Michael Ondaatje's research centres on African American history, with a particular emphasis on black conservatism and the civil rights movement. His forthcoming book, Black Conservative Intellectuals in Modern America, is due for release with Penn Press in early 2009. He is currently working on a biography of the US civil rights leader James Farmer, the man who introduced Gandhian techniques of nonviolence to the black freedom movement in America. Michael situates this research within the broader global context of social division and conflict created by race, class and economics.

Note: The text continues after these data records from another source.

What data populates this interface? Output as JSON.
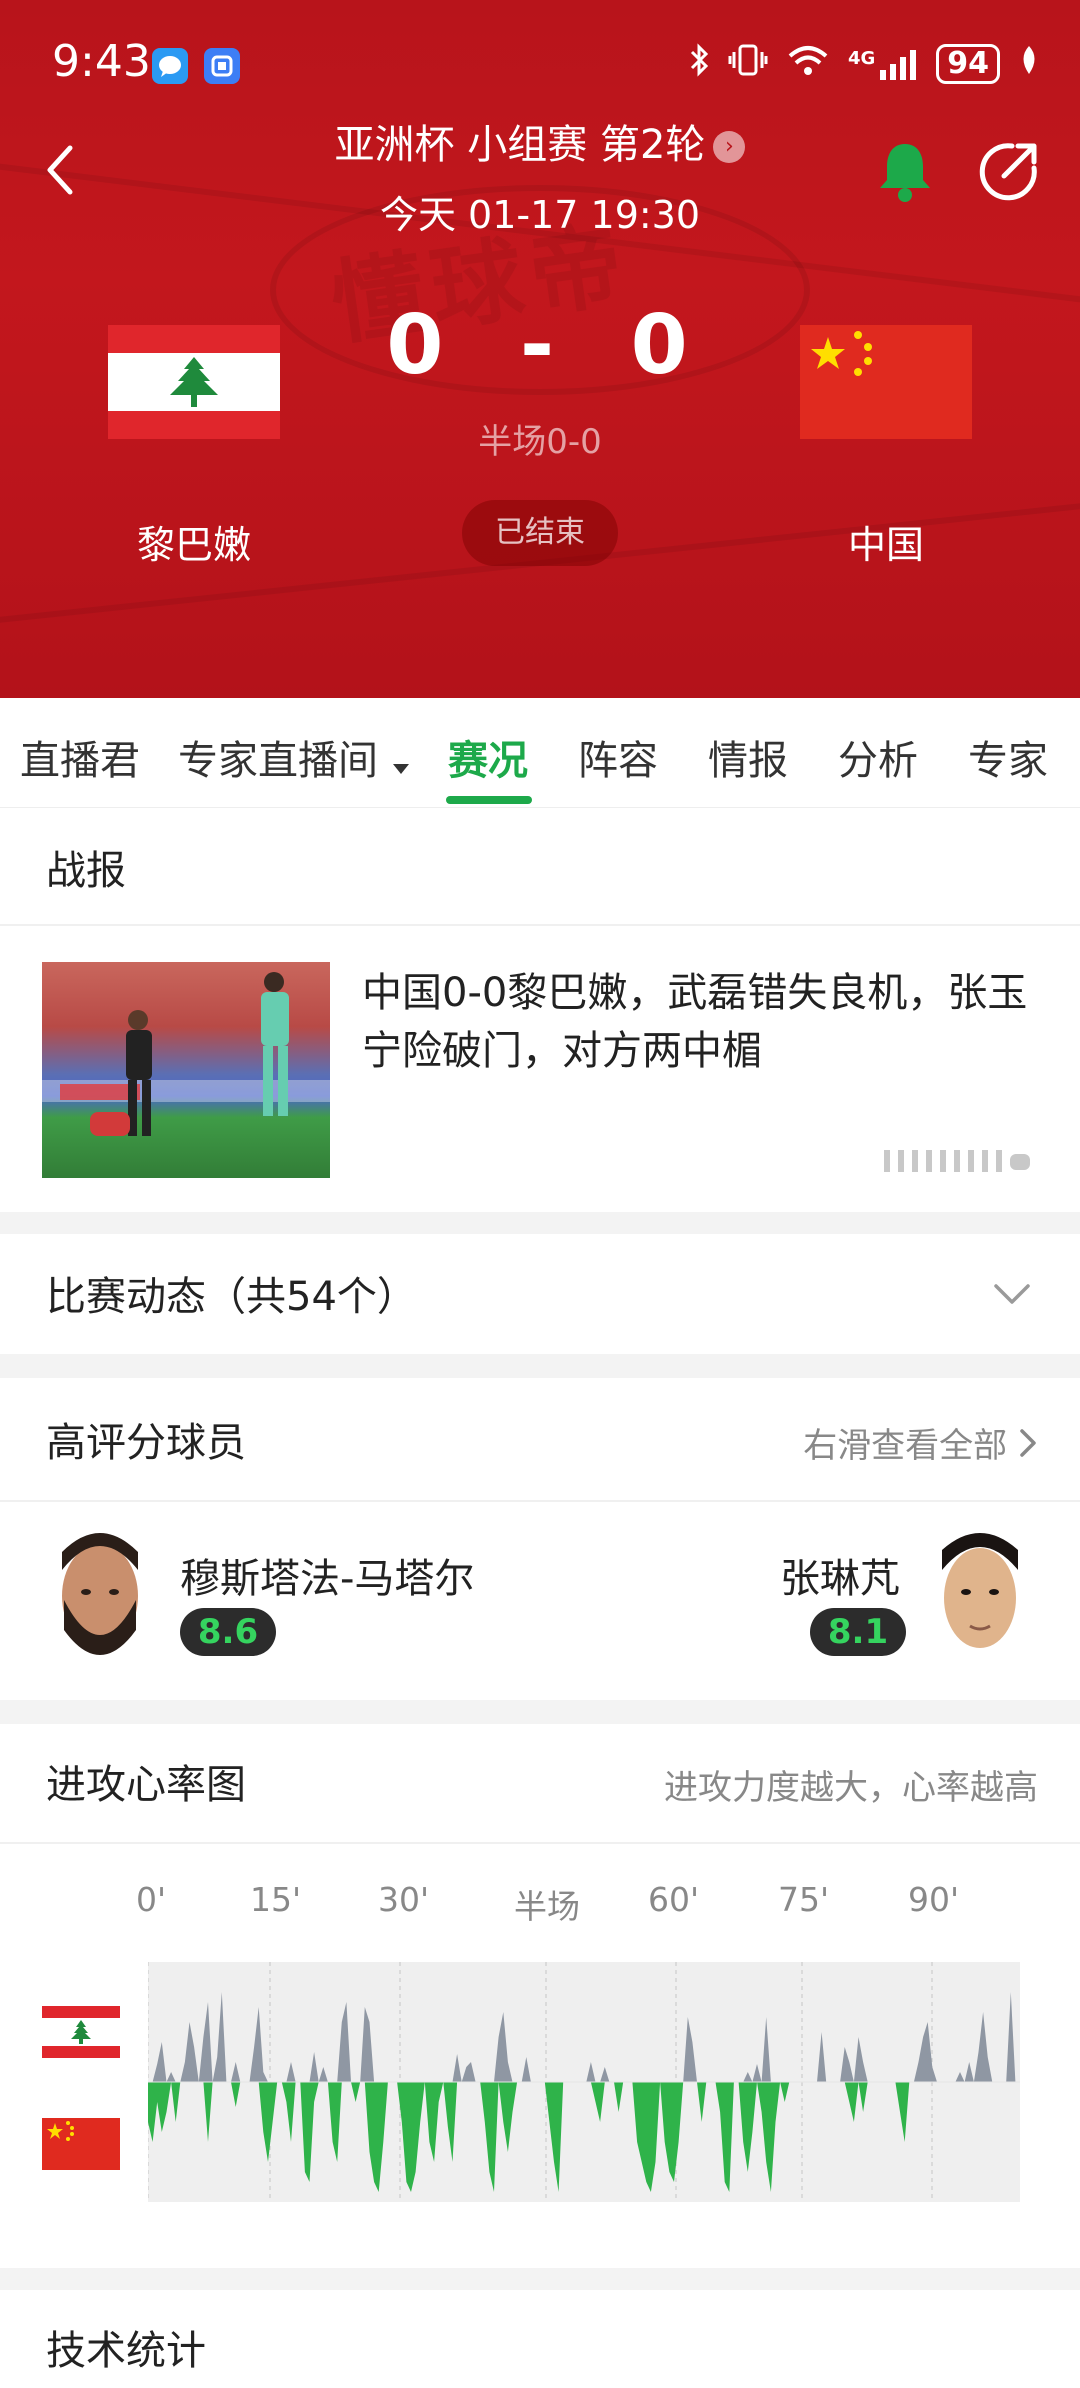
{
  "status_bar": {
    "time": "9:43",
    "network": "4G",
    "battery": "94"
  },
  "header": {
    "league": "亚洲杯 小组赛 第2轮",
    "time": "今天 01-17 19:30",
    "home_team": "黎巴嫩",
    "away_team": "中国",
    "home_score": "0",
    "away_score": "0",
    "score_sep": "-",
    "halftime": "半场0-0",
    "status": "已结束",
    "watermark": "懂球帝",
    "bell_color": "#1da94a"
  },
  "tabs": [
    "直播君",
    "专家直播间",
    "赛况",
    "阵容",
    "情报",
    "分析",
    "专家"
  ],
  "active_tab": "赛况",
  "news": {
    "section": "战报",
    "title": "中国0-0黎巴嫩，武磊错失良机，张玉宁险破门，对方两中楣"
  },
  "events": {
    "label": "比赛动态（共54个）"
  },
  "top_players": {
    "title": "高评分球员",
    "more": "右滑查看全部",
    "home": {
      "name": "穆斯塔法-马塔尔",
      "rating": "8.6"
    },
    "away": {
      "name": "张琳芃",
      "rating": "8.1"
    }
  },
  "heart_rate": {
    "title": "进攻心率图",
    "subtitle": "进攻力度越大，心率越高",
    "ticks": [
      "0'",
      "15'",
      "30'",
      "半场",
      "60'",
      "75'",
      "90'"
    ],
    "home_color": "#8f97a3",
    "away_color": "#2fb34a"
  },
  "tech_stats": {
    "title": "技术统计"
  }
}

Dr Reynolds was born in Sydney and earned his Ph.D at the University of Newcastle. He won the Evatt Foundation International Essay Competition in 1988 and was later commissioned to co-author the Foundation’s centennial biography of Evatt - Doc Evatt: Patriot, Internationalist, Fighter and Scholar. He has published numerous articles on Australian foreign and defence policies with an emphasis on developments since 1939. His most recent work is the monograph Australia’s Bid for the Atomic Bomb published by Melbourne University Press, 2000.Wayne teaches Australian history at first year, and teaches courses in foreign relations at upper level and Honours level.
B.A. Dip. Ed (Sydney), PhD (Macquarie), D. Univ (Uni SA), is Honorary Conjoint Professor in the School of Humanities and Social Sciences at the University of Newcastle, Australia. She has held academic posts as Lecturer and Senior Lecturer in comparative social history at Griffith University (1977-1986), as Reader and Professor in Women's Studies at Flinders University (1986-1988) and as Foundation Chair of Australian Studies at the University of Newcastle (1998-2005). She has held Visiting Fellowships in the Genocide Studies Program at Yale; in Women's Studies and Canadian Studies at the University of Alberta, Canada; and in Australian history at the Australian National University in Canberra, at the University of Melbourne, the University of Tasmania, Macquarie University, and the University of Technology, Sydney. Her best known text, The Aboriginal Tasmanians, first published in 1981, with a second edition in 1996, broke new ground in arguing for the survivial of the Tasmanian Aborigines in the 20th Century. Other publications include articles on public policy and Australian Aborigines, Aboriginal-settler conflict on the Australian colonial frontier and biographical studies of Truganini and G.A. Robinson. She has also been a consultant to Australian Indigenous groups and the Australian and Tasmanian governments about Aboriginal land rights in Tasmania, the repatriation of Tasmanian Aboriginal human remains from museums and on Tasmanian Aboriginal political representation. In 2007, she has completed new research into evidence of massacre on the colonial frontier in Tasmania for the Journal of Genocide Research and the Australian and New Zealand Law and History Journal; prepared the entry on Tasmania for the International Online Encyclopaedia of Massacre and Genocide; and a chapter on the historiography of G.A. Robinson for a volume of Companion Essays to mark the republication of his Tasmanian journals.